A thicket of red tape governs managers’ ability to hire, fire, recruit, train and punish employees while federal acquisition regulations prohibit discussions with private sector experts, which contributes to VA’s technology woes.
Finally, Gould said, there is a lack of consensus on how best to serve veterans. Some believe a dedicated system exclusively for vets is essential, while others would prefer to send them out to the private sector for treatment. “My sense is there’s a middle ground, but the stresses it puts on the organization on are significant,” he said.
W. Todd Grams, VA’s former chief financial officer now a director at Deloitte & Touche LLP, sees new pressures from the aging population of older veterans and a new generation of those returning from Iraq and Afghanistan who are much more apt to use VA benefits.
Also challenging is managing the sheer size and diversity of VA benefits and programs. “It’s not like 280,000 employees are all doing one core function,” noted Grams, who spent a total of 11 years at VA. Health care is a complicated enough business.
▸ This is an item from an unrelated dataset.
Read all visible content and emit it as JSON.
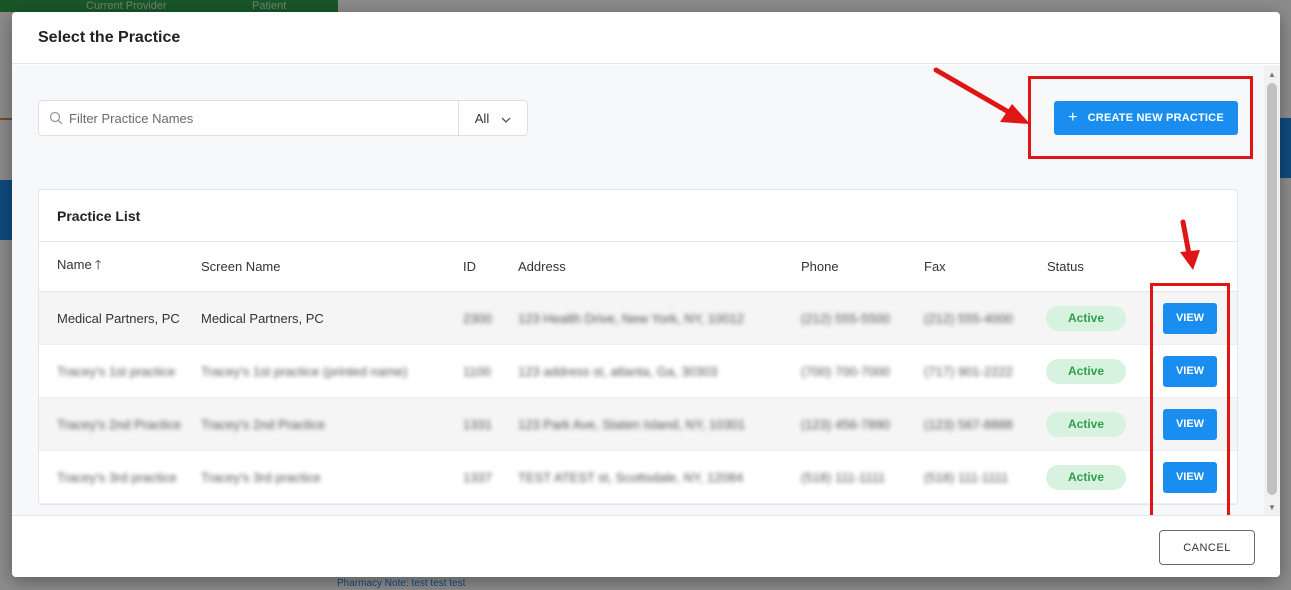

Add to that compensation for the wounded and their widows and orphans, pensions for the low-income veterans, education benefits, life insurance and the national cemetery system.
The department’s size also complicates information technology undertakings, Grams said. Even “private-sector companies don’t have a great track record on very complex, large implementations, and they don’t have the same functionality and sheer numbers of VA’s systems,” he said.
On management, “As with any department, there’s a delicate balance constantly being worked in running a large organization of whether to be centralized or decentralized,” he said. A popular VA saying warns against “trying to manage the field offices with a 3,000-foot-long screwdriver.”
Max Stier, president and CEO of the nonprofit Partnership for Public Service, said that like the recent scandals at the General Services Administration and the Internal Revenue Service, VA’s issues are “symptoms of a broader set of problems stemming from not adequately addressing the long-term management of government.”
Stier cited VA employees’ answer to a question on the annual Employee Viewpoint Survey on whether employees feel able to flag violations of law without fear of reprisal. “Only 59 percent at VA said ‘yes,’ which is not much higher than in the rest of the government, which tells us things are not well,” he said. He added that he believes VA should incorporate employee attitude data from annual surveys into the performance evaluations of their supervisors, as former Transportation Secretary Ray LaHood has done.
The fact that VA provides benefits directly to the public “means it’s a little clearer when things are not working because the public feels it directly,” in contrast to, say, the Defense and Homeland Security departments, Stier said.
Grams warned of unintended consequences as VA takes on the current issue of quick access to medical care for veterans on waiting lists. “If they deal with it quickly, they have to be keenly aware of some of the risks they may be creating by a quick fix and turn-around, so that they don’t solve problem A, but then the inspector general comes back in 18 months and says you’ve now created problems B, C and D.”
(Image via Mark Van Scyoc/Shutterstock.com)
June 4, 2014